Plant Doctor: Palm

Plant Doctor: Palm


What’s wrong with my Palm?

Indoor apartment palm plants can be susceptible to several common diseases. Here are some of the most frequent issues and how to address them:

1.Sooty Mold:

Symptoms: Black, soot-like coating on leaves.
Management: Control the insect infestation with insecticidal soap or neem oil. Clean the mold off the leaves with a damp cloth.

2.Ganoderma Root and Butt Rot:

Symptoms: Soft, rotting wood at the base of the palm, mushroom-like growths.

Causes: Caused by the fungus Ganoderma zonatum.

Management: No effective treatment once the plant is infected. Prevent by maintaining good cultural practices and removing affected plants.

The first symptom of infection is withering and drooping of older fronds. Fronds collapse and droop parallel to the trunk. New growth is stunted and is pale green or yellow.


3.Leaf Spot:

Symptoms: Spots or lesions on leaves, often brown or black with yellow halos.

Cause: Various fungal pathogens like Bipolaris spp. and Exserohilum spp.

Treatment: Don’t allow irrigation to wet palm foliage. In most cases, leaf spots will not kill the tree, and fungicides are usually not necessary. If the damage becomes severe, fungicidal sprays containing copper can be used.



Palms are prone to spider mites, which thrive in dry conditions. So, meeting your palm's humidity needs is an act of prevention.

Like other houseplants, spider mites, mealybugs, and scale insects can be a problem, especially if your palm trees are kept close to other houseplants that may be infected. Keep an eye out for telltale signs of infestation and treat the plant promptly using insecticidal soap or horticultural oil such as neem oil.

Mealybugs look like white, sticky masses and are usually found where the leaf meets the stem. Spider mites look like tiny white dots on the leaves. If the spider mite infestation is severe, you’ll see fine webbing on the undersides of the leaves.

If you spot mealybugs, soak a cotton ball in 70 percent isopropyl rubbing alcohol and wipe the bugs off the plant. The alcohol kills them on contact. If you see spider mites, apply neem oil every two to three days until the infestation is gone.

5.Nutritional Problems
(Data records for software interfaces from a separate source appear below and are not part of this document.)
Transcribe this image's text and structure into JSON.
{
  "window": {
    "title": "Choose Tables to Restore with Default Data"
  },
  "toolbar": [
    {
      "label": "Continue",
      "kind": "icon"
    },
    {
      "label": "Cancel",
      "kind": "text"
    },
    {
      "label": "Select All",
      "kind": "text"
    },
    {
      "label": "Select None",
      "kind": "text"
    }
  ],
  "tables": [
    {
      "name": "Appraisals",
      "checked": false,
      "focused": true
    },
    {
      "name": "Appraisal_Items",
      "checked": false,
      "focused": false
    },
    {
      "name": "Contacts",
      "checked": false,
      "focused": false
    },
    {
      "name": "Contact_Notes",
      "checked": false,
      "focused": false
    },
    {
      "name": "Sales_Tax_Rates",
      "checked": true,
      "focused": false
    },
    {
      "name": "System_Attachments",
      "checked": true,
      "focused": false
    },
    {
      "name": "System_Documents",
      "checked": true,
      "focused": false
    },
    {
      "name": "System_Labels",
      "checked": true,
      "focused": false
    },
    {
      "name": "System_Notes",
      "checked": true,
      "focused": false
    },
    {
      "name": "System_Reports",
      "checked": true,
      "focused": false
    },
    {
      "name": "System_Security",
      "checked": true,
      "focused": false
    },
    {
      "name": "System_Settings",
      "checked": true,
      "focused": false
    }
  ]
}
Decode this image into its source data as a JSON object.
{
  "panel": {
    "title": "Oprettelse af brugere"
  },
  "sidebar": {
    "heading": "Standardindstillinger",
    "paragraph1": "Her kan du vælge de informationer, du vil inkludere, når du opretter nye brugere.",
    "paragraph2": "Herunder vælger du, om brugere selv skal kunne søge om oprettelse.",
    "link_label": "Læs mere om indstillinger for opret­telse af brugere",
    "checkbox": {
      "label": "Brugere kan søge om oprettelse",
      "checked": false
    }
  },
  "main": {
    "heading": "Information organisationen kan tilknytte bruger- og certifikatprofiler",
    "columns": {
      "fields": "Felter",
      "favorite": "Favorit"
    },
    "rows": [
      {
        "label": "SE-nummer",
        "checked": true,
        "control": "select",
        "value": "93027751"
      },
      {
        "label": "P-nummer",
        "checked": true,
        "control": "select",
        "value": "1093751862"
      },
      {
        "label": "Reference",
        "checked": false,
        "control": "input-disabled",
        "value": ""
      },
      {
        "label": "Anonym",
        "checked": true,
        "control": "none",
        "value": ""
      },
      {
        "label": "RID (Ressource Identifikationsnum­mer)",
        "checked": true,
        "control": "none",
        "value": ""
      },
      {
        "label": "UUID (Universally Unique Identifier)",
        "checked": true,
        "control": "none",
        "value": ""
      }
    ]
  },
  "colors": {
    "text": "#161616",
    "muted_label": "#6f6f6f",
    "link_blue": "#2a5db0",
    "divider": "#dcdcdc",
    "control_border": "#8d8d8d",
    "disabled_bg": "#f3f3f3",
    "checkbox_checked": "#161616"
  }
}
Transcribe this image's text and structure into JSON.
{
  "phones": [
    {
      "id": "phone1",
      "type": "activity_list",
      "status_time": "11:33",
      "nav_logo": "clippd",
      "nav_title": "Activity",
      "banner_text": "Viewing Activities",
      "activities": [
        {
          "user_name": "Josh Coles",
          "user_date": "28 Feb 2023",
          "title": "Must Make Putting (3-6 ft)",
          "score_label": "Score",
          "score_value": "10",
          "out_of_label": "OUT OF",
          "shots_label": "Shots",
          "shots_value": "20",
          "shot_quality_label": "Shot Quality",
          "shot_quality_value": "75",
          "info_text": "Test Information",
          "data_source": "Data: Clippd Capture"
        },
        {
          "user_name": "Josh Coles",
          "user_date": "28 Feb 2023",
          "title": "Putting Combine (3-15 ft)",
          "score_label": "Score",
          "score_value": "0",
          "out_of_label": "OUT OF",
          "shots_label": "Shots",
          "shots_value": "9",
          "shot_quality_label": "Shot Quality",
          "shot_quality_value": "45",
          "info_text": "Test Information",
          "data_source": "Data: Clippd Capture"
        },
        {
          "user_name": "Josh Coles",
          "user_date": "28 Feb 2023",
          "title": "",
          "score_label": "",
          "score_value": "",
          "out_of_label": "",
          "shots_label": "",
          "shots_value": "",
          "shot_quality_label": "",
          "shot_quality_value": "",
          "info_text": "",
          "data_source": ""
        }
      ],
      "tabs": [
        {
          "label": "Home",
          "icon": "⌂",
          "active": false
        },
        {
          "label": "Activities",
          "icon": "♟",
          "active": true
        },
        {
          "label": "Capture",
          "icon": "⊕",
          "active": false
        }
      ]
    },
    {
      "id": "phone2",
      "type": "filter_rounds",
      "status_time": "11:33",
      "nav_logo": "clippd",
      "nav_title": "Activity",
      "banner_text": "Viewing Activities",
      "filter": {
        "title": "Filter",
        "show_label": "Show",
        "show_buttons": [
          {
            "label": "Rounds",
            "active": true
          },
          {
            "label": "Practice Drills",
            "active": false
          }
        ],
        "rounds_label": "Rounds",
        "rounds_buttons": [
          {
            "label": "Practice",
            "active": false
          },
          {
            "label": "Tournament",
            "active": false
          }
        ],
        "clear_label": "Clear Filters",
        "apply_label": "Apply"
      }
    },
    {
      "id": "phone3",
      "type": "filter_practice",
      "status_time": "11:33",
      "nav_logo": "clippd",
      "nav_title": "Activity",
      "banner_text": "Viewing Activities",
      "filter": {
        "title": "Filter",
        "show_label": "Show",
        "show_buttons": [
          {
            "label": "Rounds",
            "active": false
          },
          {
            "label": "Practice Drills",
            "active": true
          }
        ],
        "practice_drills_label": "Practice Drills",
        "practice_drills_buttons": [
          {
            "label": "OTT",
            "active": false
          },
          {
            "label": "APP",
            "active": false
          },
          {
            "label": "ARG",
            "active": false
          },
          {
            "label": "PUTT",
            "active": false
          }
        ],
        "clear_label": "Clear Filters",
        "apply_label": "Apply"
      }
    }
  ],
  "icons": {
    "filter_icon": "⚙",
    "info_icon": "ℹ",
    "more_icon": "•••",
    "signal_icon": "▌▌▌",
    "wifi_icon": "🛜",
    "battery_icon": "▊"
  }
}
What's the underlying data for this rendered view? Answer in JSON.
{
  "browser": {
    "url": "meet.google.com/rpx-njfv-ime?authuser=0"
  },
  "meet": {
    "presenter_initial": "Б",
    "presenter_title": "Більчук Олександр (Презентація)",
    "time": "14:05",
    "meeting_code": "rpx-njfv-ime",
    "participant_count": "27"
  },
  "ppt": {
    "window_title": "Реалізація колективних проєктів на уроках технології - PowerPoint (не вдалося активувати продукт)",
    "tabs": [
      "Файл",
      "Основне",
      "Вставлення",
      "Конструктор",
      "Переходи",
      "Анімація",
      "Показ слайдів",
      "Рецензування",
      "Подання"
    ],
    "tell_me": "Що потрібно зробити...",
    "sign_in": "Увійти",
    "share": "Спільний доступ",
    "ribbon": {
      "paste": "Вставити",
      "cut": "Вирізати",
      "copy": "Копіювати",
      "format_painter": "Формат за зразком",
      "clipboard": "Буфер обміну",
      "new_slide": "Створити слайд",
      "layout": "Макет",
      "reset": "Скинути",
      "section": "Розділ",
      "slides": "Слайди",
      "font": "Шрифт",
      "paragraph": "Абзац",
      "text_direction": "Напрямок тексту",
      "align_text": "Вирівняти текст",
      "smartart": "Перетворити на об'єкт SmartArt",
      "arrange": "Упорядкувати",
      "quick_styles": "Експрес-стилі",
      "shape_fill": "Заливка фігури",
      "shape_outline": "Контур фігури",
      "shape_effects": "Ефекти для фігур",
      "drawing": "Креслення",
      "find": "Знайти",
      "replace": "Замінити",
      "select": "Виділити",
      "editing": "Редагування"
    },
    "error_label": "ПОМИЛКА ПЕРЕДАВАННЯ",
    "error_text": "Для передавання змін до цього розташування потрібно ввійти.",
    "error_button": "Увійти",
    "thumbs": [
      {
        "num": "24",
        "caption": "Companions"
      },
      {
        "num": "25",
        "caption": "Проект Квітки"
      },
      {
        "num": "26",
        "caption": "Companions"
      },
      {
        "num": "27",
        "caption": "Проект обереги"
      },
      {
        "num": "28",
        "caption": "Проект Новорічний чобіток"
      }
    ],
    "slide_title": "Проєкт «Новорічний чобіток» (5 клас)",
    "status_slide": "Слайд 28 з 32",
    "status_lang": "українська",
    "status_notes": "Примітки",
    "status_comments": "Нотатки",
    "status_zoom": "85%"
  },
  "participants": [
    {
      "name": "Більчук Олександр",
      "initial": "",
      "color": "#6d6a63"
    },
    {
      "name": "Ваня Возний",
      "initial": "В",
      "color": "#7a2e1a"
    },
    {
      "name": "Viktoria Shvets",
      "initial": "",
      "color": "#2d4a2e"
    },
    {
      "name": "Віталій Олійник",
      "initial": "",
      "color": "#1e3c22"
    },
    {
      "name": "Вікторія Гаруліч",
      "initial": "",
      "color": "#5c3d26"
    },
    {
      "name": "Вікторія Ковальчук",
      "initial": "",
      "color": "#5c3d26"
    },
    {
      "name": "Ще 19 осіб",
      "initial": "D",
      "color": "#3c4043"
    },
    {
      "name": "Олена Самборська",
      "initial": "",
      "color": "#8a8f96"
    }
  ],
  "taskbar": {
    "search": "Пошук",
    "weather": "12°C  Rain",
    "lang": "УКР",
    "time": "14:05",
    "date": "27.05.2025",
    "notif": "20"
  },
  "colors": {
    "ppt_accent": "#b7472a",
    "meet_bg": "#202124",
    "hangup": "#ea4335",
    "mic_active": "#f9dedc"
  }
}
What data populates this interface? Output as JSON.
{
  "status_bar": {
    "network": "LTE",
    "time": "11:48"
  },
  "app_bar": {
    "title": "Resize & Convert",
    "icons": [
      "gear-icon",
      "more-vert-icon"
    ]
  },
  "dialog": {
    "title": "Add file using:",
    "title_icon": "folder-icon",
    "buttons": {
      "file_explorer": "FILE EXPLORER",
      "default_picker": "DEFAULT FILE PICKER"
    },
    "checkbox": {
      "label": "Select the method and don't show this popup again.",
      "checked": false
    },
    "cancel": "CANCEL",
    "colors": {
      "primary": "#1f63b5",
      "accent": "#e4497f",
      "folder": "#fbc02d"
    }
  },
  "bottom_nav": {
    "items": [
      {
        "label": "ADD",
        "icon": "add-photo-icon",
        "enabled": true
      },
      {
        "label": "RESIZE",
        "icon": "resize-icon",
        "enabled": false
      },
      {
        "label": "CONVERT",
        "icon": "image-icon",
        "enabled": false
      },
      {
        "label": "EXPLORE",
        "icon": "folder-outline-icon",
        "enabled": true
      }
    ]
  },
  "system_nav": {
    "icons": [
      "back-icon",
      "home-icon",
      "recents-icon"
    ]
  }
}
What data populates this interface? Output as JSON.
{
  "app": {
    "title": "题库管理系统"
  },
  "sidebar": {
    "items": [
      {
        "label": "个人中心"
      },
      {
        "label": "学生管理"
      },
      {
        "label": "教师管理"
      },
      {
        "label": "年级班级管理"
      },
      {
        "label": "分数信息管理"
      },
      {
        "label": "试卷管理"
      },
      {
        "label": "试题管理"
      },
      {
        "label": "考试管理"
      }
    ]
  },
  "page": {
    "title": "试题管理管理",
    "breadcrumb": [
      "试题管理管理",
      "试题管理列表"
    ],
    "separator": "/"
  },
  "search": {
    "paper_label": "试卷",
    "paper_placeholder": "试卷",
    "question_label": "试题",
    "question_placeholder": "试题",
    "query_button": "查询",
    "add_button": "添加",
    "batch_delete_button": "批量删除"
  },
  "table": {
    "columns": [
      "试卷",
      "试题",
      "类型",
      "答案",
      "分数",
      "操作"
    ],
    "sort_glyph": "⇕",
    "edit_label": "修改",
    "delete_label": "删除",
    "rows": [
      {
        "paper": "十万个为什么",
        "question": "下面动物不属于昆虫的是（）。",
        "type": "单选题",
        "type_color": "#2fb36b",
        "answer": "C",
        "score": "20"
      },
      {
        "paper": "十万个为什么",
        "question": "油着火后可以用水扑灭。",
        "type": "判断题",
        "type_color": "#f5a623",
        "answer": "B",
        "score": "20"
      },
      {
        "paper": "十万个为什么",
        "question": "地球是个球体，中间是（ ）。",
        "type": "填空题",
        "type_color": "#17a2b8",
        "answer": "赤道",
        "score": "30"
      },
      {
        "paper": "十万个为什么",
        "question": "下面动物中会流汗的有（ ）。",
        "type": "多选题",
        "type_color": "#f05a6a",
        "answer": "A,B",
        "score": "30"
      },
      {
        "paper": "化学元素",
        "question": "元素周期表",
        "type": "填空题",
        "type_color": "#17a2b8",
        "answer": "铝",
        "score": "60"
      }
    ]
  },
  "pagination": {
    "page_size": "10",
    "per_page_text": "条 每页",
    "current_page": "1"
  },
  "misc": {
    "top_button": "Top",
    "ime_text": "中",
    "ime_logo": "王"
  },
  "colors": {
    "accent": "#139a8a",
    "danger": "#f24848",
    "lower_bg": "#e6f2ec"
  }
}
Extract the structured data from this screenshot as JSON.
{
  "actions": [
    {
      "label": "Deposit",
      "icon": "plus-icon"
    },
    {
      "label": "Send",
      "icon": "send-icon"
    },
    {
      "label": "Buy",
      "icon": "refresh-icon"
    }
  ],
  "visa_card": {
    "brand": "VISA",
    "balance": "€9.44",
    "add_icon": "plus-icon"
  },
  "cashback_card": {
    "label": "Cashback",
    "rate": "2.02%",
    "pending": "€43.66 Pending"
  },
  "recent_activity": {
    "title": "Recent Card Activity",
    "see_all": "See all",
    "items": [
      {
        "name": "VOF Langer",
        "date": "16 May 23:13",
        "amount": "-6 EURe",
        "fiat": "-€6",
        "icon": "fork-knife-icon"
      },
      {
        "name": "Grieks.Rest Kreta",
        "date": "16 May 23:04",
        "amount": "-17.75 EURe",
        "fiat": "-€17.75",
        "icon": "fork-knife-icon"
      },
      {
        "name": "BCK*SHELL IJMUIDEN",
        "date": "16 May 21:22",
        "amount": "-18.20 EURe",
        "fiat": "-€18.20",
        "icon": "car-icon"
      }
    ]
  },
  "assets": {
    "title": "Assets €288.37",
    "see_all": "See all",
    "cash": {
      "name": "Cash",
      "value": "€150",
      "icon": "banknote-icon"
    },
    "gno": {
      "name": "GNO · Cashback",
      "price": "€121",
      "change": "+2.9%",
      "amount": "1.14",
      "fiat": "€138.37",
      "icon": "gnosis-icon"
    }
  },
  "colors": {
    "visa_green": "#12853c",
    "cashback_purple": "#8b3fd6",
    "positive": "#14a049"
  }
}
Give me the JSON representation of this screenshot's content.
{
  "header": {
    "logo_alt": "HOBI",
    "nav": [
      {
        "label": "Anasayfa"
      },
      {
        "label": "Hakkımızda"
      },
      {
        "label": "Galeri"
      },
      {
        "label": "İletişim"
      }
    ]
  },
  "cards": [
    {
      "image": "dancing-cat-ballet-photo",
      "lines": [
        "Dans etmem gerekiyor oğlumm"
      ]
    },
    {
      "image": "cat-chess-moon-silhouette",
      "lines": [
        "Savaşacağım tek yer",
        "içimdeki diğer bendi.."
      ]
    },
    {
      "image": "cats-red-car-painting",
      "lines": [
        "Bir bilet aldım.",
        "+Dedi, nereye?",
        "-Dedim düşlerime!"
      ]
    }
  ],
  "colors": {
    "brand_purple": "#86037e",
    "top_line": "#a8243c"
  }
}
Palms frequently suffer from improper mineral nutrition in the landscape. The most common nutritional deficiencies of palms are potassium (K) and manganese (Mn).

Indoor palm trees are often prone to potassium deficiency, signaled when the oldest leaves begin to die back, beginning with the tips.4

Nutrient deficiencies can be caused by insufficient nutrients in the soil, a nutrient imbalance, poor soil aeration, a high soil pH, and excessive planting depth.

Potassium (K) Deficiency: Tips of leaves will appear withered, burnt, and frizzled. The midrib typically stays greenish-yellow for a period. Potassium deficiency can eventually be fatal to the palm.

Manganese (Mn) Deficiency: Manganese deficiency can be fatal to palms. This is a common problem in high-pH soils (above pH 6.5) because manganese is insoluble at high pH levels. Additional causes can be high water tables poor drainage, and excessive amounts of soil phosphorus, as it will tie up certain micronutrients, particularly manganese.

Early symptoms of manganese deficiency are interveinal chlorosis (yellowing between the veins) accompanied by interveinal necrotic streaking on the newest leaves. If the deficiency is advanced, leaves emerge completely frizzled, withered, scorched, and reduced in size. Manganese tends to leach more rapidly from sandy soils.

Prevention & Treatment: Have a soil test performed to determine the soil pH and, if necessary, adjust downward to increase the availability of manganese. Manganese sulfate applications to the soil or foliage can be used to avoid the problem. Apply 1 teaspoon of manganese sulfate per gallon of water to the soil around the palm two or three times per year. Tecmangam and Southern Ag Manganese Sulfate are two brands of manganese sulfate.

 General Care Tips to Prevent Diseases

  • Watering: Water only when the top inch of soil is dry. Ensure good drainage to prevent root rot.
  • Humidity: Maintain moderate humidity levels. Misting can help, but avoid wetting the foliage excessively.
  • Light: Provide bright, indirect light. Avoid direct sunlight, which can scorch the leaves.
  • Air Circulation: Ensure good air circulation around the plant to prevent fungal growth.
  • Cleanliness: Regularly clean leaves and remove dead or diseased foliage.

If you need more specific advice or have a particular issue with your palm plant, feel free to ask!

To maintain a Palm plant, Click here for more information.